- High relative employment. More potential applicants means greater ROI for any strategy you implement to target them.
In the case of the customer service representative, bank tellers fit both of these criteria. Teller jobs are expected to decline by 8% over the next 10 years, and there are more than 500,000 tellers in the US. Armed with this data, you might:
- Design recruitment marketing campaigns aimed at current tellers.
- Revisit your applicant database and look for previous applicants with teller experience, then target them with specific messaging.
- Design internal mobility programs to transition some of the tellers you have (for organizations employing both tellers and customer service representatives).
- Create an employment branding plan, with a heavy emphasis on testimonials from former tellers.
- Revise career maps to include past teller experience.
- Make job descriptions inclusive of past teller experience.
- Use state and local data to evaluate your payment packages.

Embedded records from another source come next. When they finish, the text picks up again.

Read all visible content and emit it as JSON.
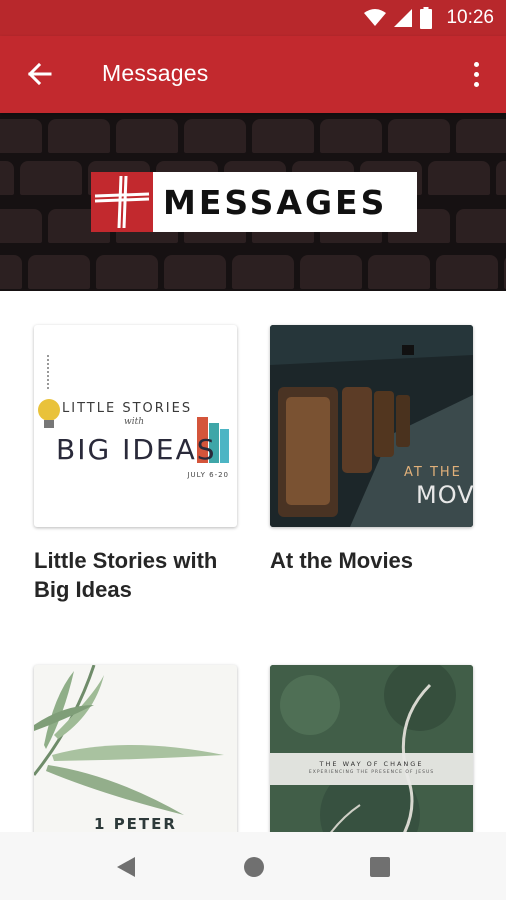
{
  "status_bar": {
    "time": "10:26",
    "icons": [
      "wifi-icon",
      "signal-icon",
      "battery-icon"
    ]
  },
  "app_bar": {
    "title": "Messages",
    "back_icon": "arrow-left-icon",
    "more_icon": "more-vertical-icon"
  },
  "banner": {
    "logo_text": "MESSAGES"
  },
  "cards": [
    {
      "title": "Little Stories with Big Ideas",
      "art": {
        "line1": "LITTLE STORIES",
        "line2": "with",
        "line3": "BIG IDEAS",
        "date": "JULY 6-20"
      }
    },
    {
      "title": "At the Movies",
      "art": {
        "line1": "AT THE",
        "line2": "MOV"
      }
    },
    {
      "title": "",
      "art": {
        "line1": "1 PETER"
      }
    },
    {
      "title": "",
      "art": {
        "line1": "THE WAY OF CHANGE",
        "line2": "EXPERIENCING THE PRESENCE OF JESUS"
      }
    }
  ],
  "nav_bar": {
    "back": "triangle-back-icon",
    "home": "circle-home-icon",
    "recents": "square-recents-icon"
  },
  "colors": {
    "primary": "#c2292e",
    "status_bar": "#b8282c",
    "banner_bg": "#161112"
  }
}
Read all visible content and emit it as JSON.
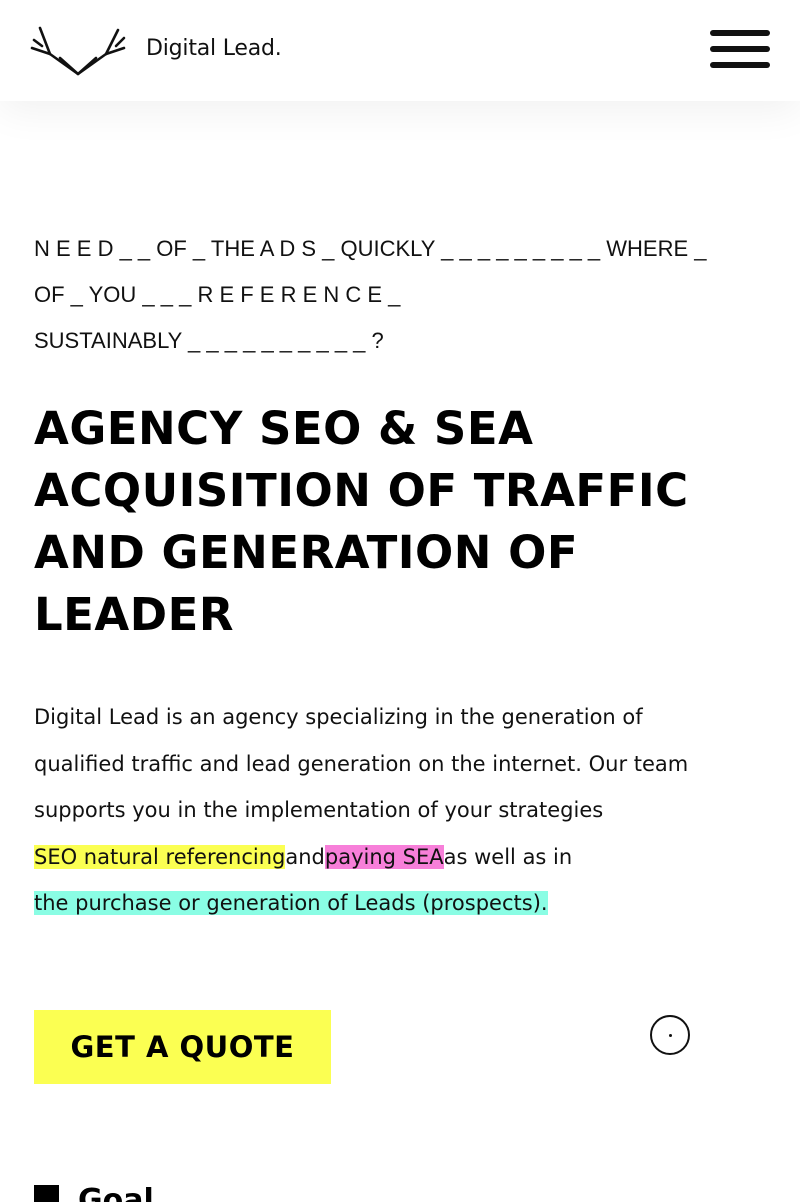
{
  "header": {
    "brand_name": "Digital Lead.",
    "logo_icon": "antler-icon",
    "menu_icon": "hamburger-menu-icon"
  },
  "tagline": {
    "line1": "N E E D _ _ OF _ THE A D S _ QUICKLY _ _ _ _ _ _ _ _ _ WHERE _",
    "line2": "OF _ YOU _ _ _ R E F E R E N C E _",
    "line3": "SUSTAINABLY _ _ _ _ _ _ _ _ _ _ ?"
  },
  "headline": {
    "line1": "AGENCY SEO & SEA",
    "line2": "ACQUISITION OF TRAFFIC",
    "line3": "AND GENERATION OF",
    "line4": "LEADER"
  },
  "intro": {
    "line1": "Digital Lead is an agency specializing in the generation of",
    "line2": "qualified traffic and lead generation on the internet. Our team",
    "line3": "supports you in the implementation of your strategies",
    "highlight_seo": "SEO natural referencing",
    "connector_and": "and",
    "highlight_sea": "paying SEA",
    "connector_as_well": "as well as in",
    "highlight_leads": "the purchase or generation of Leads (prospects)."
  },
  "cta": {
    "quote_label": "GET A QUOTE"
  },
  "colors": {
    "highlight_yellow": "#fbff52",
    "highlight_pink": "#f77fd9",
    "highlight_cyan": "#8afde4",
    "text": "#111111"
  },
  "next_section": {
    "title_partial": "Goal"
  }
}
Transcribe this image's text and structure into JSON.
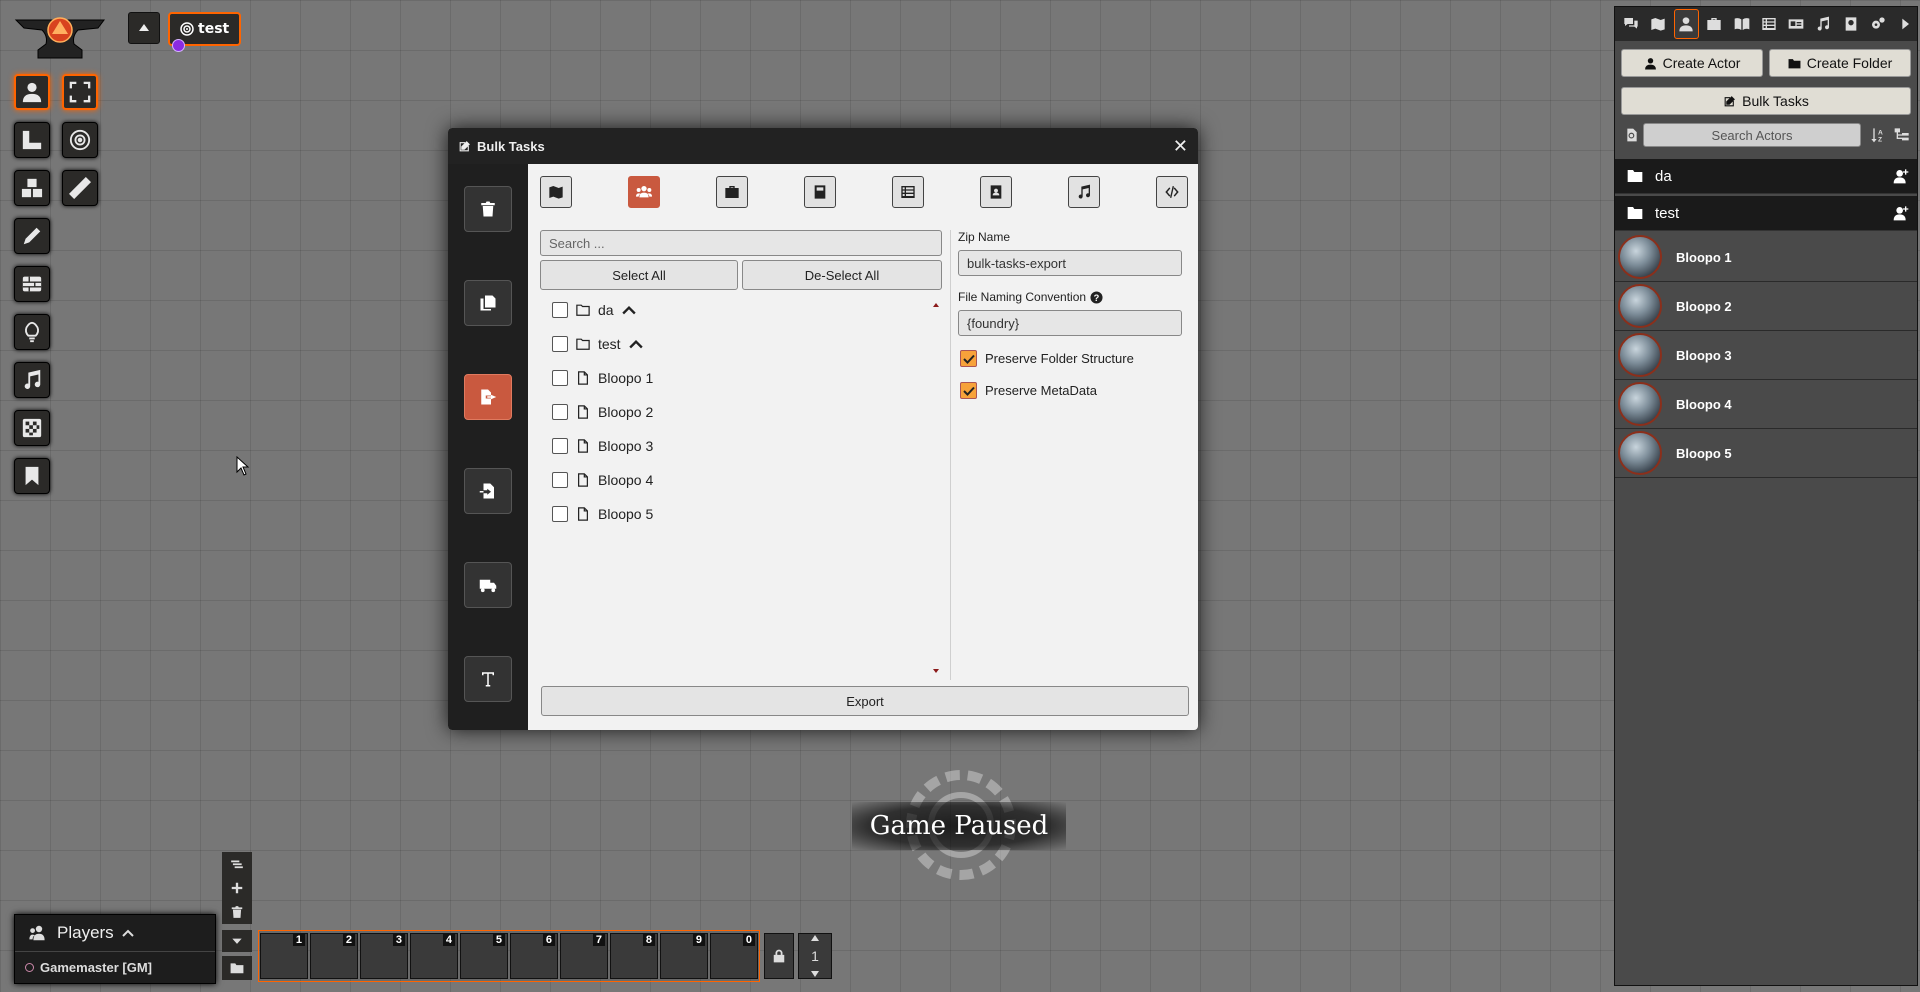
{
  "scene_nav": {
    "scene_name": "test"
  },
  "dialog": {
    "title": "Bulk Tasks",
    "search_placeholder": "Search ...",
    "select_all": "Select All",
    "deselect_all": "De-Select All",
    "items": [
      {
        "name": "da",
        "kind": "folder"
      },
      {
        "name": "test",
        "kind": "folder"
      },
      {
        "name": "Bloopo 1",
        "kind": "file"
      },
      {
        "name": "Bloopo 2",
        "kind": "file"
      },
      {
        "name": "Bloopo 3",
        "kind": "file"
      },
      {
        "name": "Bloopo 4",
        "kind": "file"
      },
      {
        "name": "Bloopo 5",
        "kind": "file"
      }
    ],
    "zip_label": "Zip Name",
    "zip_value": "bulk-tasks-export",
    "naming_label": "File Naming Convention",
    "naming_value": "{foundry}",
    "preserve_folder": "Preserve Folder Structure",
    "preserve_meta": "Preserve MetaData",
    "export_label": "Export"
  },
  "sidebar": {
    "create_actor": "Create Actor",
    "create_folder": "Create Folder",
    "bulk_tasks": "Bulk Tasks",
    "search_placeholder": "Search Actors",
    "folders": [
      "da",
      "test"
    ],
    "actors": [
      "Bloopo 1",
      "Bloopo 2",
      "Bloopo 3",
      "Bloopo 4",
      "Bloopo 5"
    ]
  },
  "players": {
    "title": "Players",
    "gm": "Gamemaster [GM]"
  },
  "hotbar": {
    "slots": [
      "1",
      "2",
      "3",
      "4",
      "5",
      "6",
      "7",
      "8",
      "9",
      "0"
    ],
    "page": "1"
  },
  "pause": {
    "text": "Game Paused"
  },
  "colors": {
    "accent": "#ff6400",
    "active_button": "#c9593f",
    "checkbox": "#f7a23a"
  }
}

Talent Pools to Avoid (or at least put less effort into)
You should also avoid pockets of talent with high competition and low ROI. This means avoiding jobs that have:
- High projected growth. Recruiting from talent pools with high projected growth is competitive. You don’t want to compete with industries on a hiring spree. For example, the Business Support industry is projected to increase their customer service hires by 30.2% over the next 10 years. Organizations in Business Support will compete heavily for each other’s talent. Why engage in a talent war when there are other areas hiring less competitively?
- Low relative employment. You only have so many resources to target a specific group of potential employees. To get the most from your efforts, you should avoid small groups. For example, the Mining industry employs only 200 customer service representatives in the US. Why target them when you can develop a strategy for employees in the Retail industry, which employs more than 300,000?
When you have this data on hand, it’s also much easier to sell new recruiting initiatives. While you might just confirm your existing hunches, the data makes your case more convincing to skeptical stakeholders.
Once you conduct a market analysis, how do you differentiate your organization from the competition?